Jose Juan Vazquez
At 5-foot-5, Jose Juan Vazquez has shown up as an unlikely hero for the Mexican national team. Vazquez began his soccer career in the Mexican fourth division but has somehow worked his way up to a starting spot in the national team. It's astonishing for me to even assume that a 26-year-old player who made his debut in second-division Mexican soccer in 2011 (that's right, his second-division debut was three years ago) is now one of Mexico's most solid players in the starting XI.
Vazquez's story reads like a futbol fairy tale. It may be too late for him to make an impact on the European scene, but you never know if his form continues during the rest of the tournament.

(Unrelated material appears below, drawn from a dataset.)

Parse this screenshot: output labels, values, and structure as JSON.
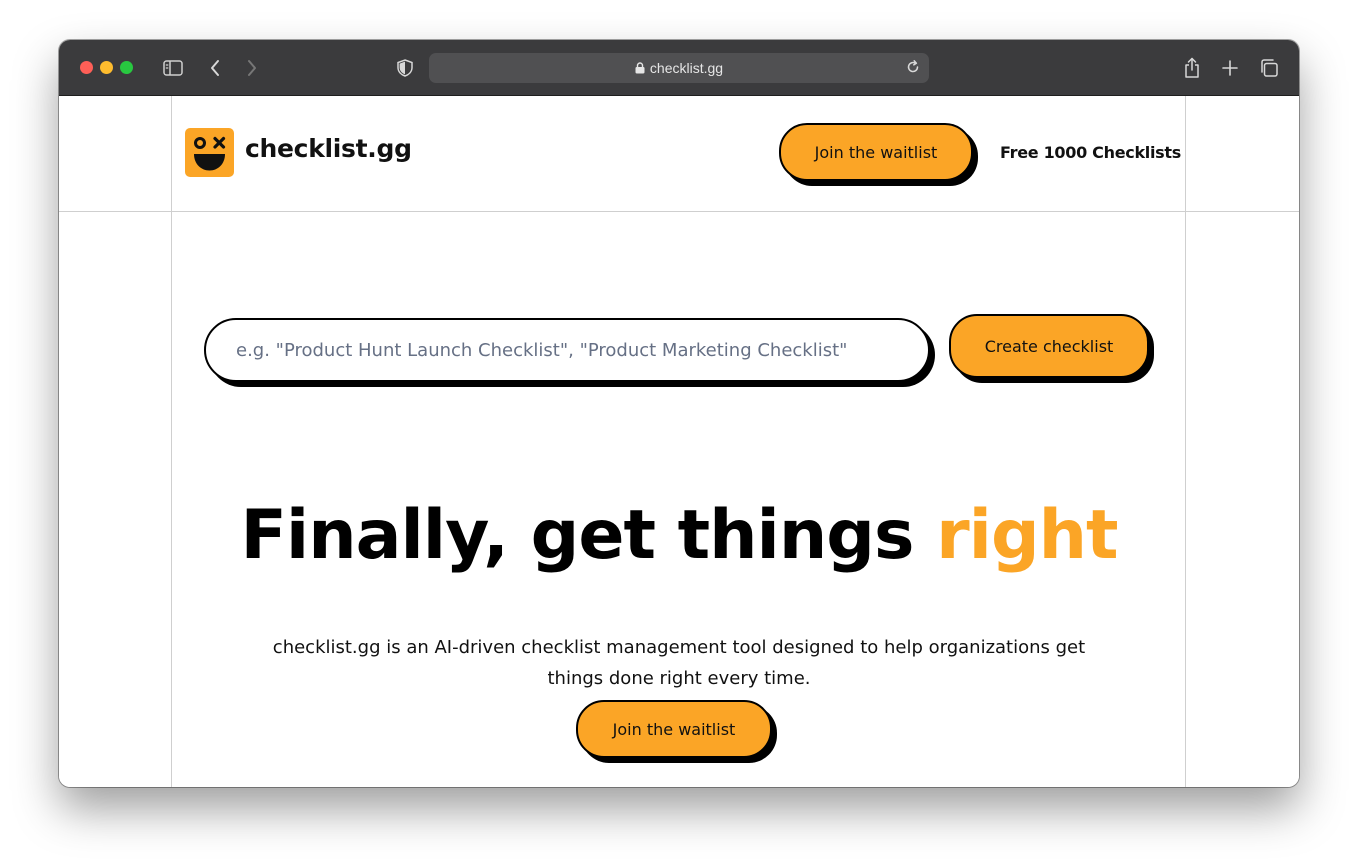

Who is this player? I'm convinced that something along the lines of "Freaky Friday" happened between Andres Guardado and Hector Herrera recently.
Guardado has looked dangerous with the ball, creative with his passes, and seems to be itching to score a long-range shot on net. A month ago, it was a bit of a shock to learn that Guardado had sneaked onto the team after the terrible performances that he had for Valencia and Bayer Leverkusen. Yet, two matches into the World Cup and Guardado looks like one of Mexico's best players.
Maybe this was the exact motivation that the veteran needed at this point in his career. Guardado, with 106 caps at 27 years old, still has time to make a resurgence and is making the right steps toward doing so.
Cesar Hernandez can't remember a time when soccer hasn't been a part of his daily life. Within that is a lifelong passion for El Tri. Twitter: @cesarhfutbol.